Adrangi did Baraka’s bidding by attacking one of his most vocal critics, the ADL, naively labeling it as, “the Zionist group who ought to stick ‘Israeli’ in front of its name (when was the last time it condemned defamation of Muslims and Arab-Americans?).”
This week, the ADL’s national director, Abraham Foxman, fired back with his own essay in the Yale student newspaper, blasting Baraka and Adrangi. Foxman also noted that his organization regularly condemns acts of discrimination against Muslims.
By the time Foxman’s article arrived, Jewish students were already in a tizzy over Adrangi’s charges. Even during a nasty and protracted battle last semester against the divestment movement, such unabashedly antisemitic sentiments did not bubble up in the halls or cafeterias, never mind on the enlightened pages of the nation’s oldest college daily.
An emergency meeting was convened the same day that Adrangi’s article came out at the Slifka Center for Jewish Life. Jewish students engaged in an emotional and at times contentious debate about what to do regarding not only Adrangi’s column, but the future of black-Jewish relations on campus. While plans for future action remain murky, the general sentiment seemed strongly opposed to calling for George’s resignation, instead favoring unconditional reconciliation with Yale’s Black Student Alliance.

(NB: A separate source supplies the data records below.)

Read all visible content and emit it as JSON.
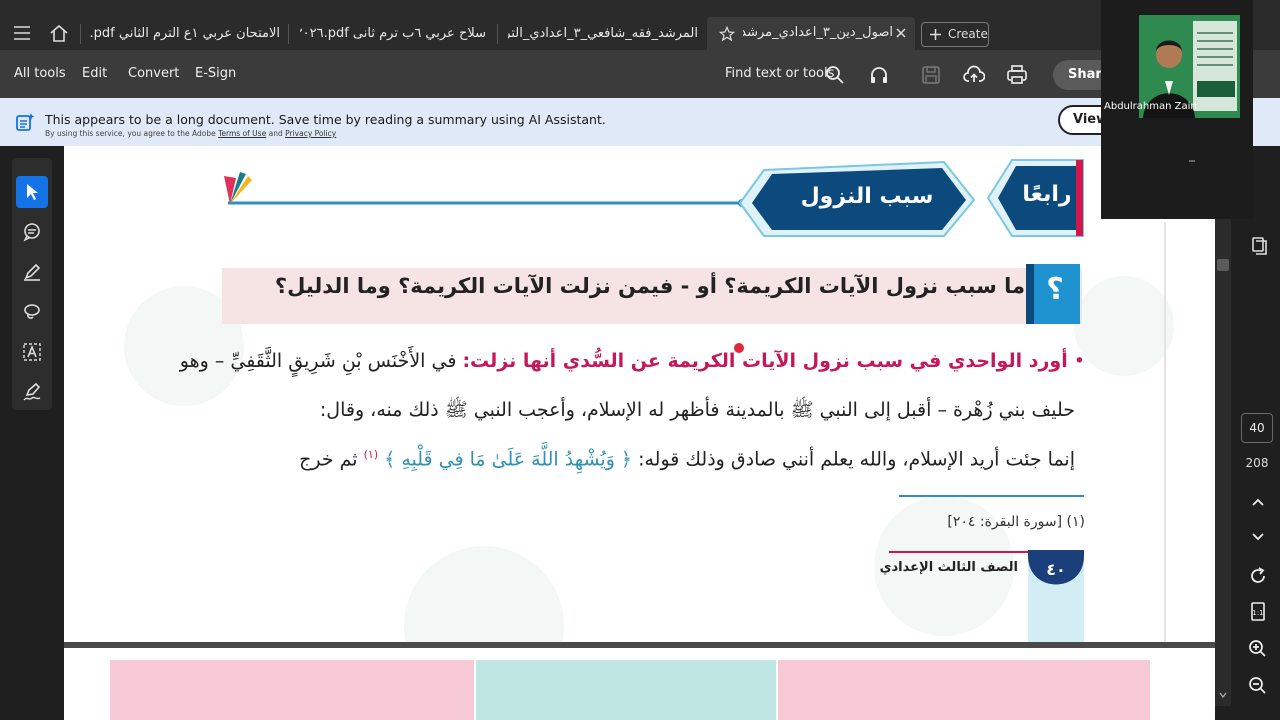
{
  "tabs": [
    {
      "label": "الامتحان عربي ١ع الترم الثاني pdf.٢٠٢٦",
      "active": false
    },
    {
      "label": "سلاح عربي ٦ب ترم ثانى pdf.٢٠٢٦",
      "active": false
    },
    {
      "label": "المرشد_فقه_شافعي_٣_اعدادي_الترم_ا...",
      "active": false
    },
    {
      "label": "اصول_دين_٣_اعدادي_مرشد...",
      "active": true
    }
  ],
  "create_label": "Create",
  "toolbar": {
    "menus": [
      "All tools",
      "Edit",
      "Convert",
      "E-Sign"
    ],
    "find_label": "Find text or tools",
    "share_label": "Share"
  },
  "banner": {
    "message": "This appears to be a long document. Save time by reading a summary using AI Assistant.",
    "legal_prefix": "By using this service, you agree to the Adobe",
    "terms_label": "Terms of Use",
    "and": "and",
    "privacy_label": "Privacy Policy",
    "view_label": "View"
  },
  "document": {
    "section_badge": "رابعًا",
    "section_title": "سبب النزول",
    "question": "ما سبب نزول الآيات الكريمة؟ أو - فيمن نزلت الآيات الكريمة؟ وما الدليل؟",
    "question_mark": "؟",
    "para_highlight": "أورد الواحدي في سبب نزول الآيات الكريمة عن السُّدي أنها نزلت:",
    "para_line1_rest": "في الأَخْنَس بْنِ شَرِيقٍ الثَّقَفِيِّ – وهو",
    "para_line2": "حليف بني زُهْرة – أقبل إلى النبي ﷺ بالمدينة فأظهر له الإسلام، وأعجب النبي ﷺ ذلك منه، وقال:",
    "para_line3_start": "إنما جئت أريد الإسلام، والله يعلم أنني صادق وذلك قوله:",
    "quran_verse": "﴿ وَيُشْهِدُ اللَّهَ عَلَىٰ مَا فِي قَلْبِهِ ﴾",
    "footnote_mark": "(١)",
    "para_line3_end": "ثم خرج",
    "footnote": "(١) [سورة البقرة: ٢٠٤]",
    "grade_label": "الصف الثالث الإعدادي",
    "page_badge": "٤٠"
  },
  "navigation": {
    "current_page": "40",
    "page_count": "208"
  },
  "webcam": {
    "name": "Abdulrahman Zain"
  },
  "colors": {
    "accent_blue": "#1473e6",
    "title_navy": "#0c4a7d",
    "highlight_magenta": "#c4185a",
    "badge_red": "#d3164a",
    "quran_teal": "#2f90b8"
  }
}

As of now, Yale’s tightly knit Jewish community is in a state of confusion. Mitchell Webber, a senior heading off to law school next fall, represents one of the more aggressive viewpoints. Following the Hillel meeting, he asked, “What good is a community that refuses to stand up for itself? I just need to keep reminding myself that Yale’s Jewish community isn’t representative of American Jews at large.”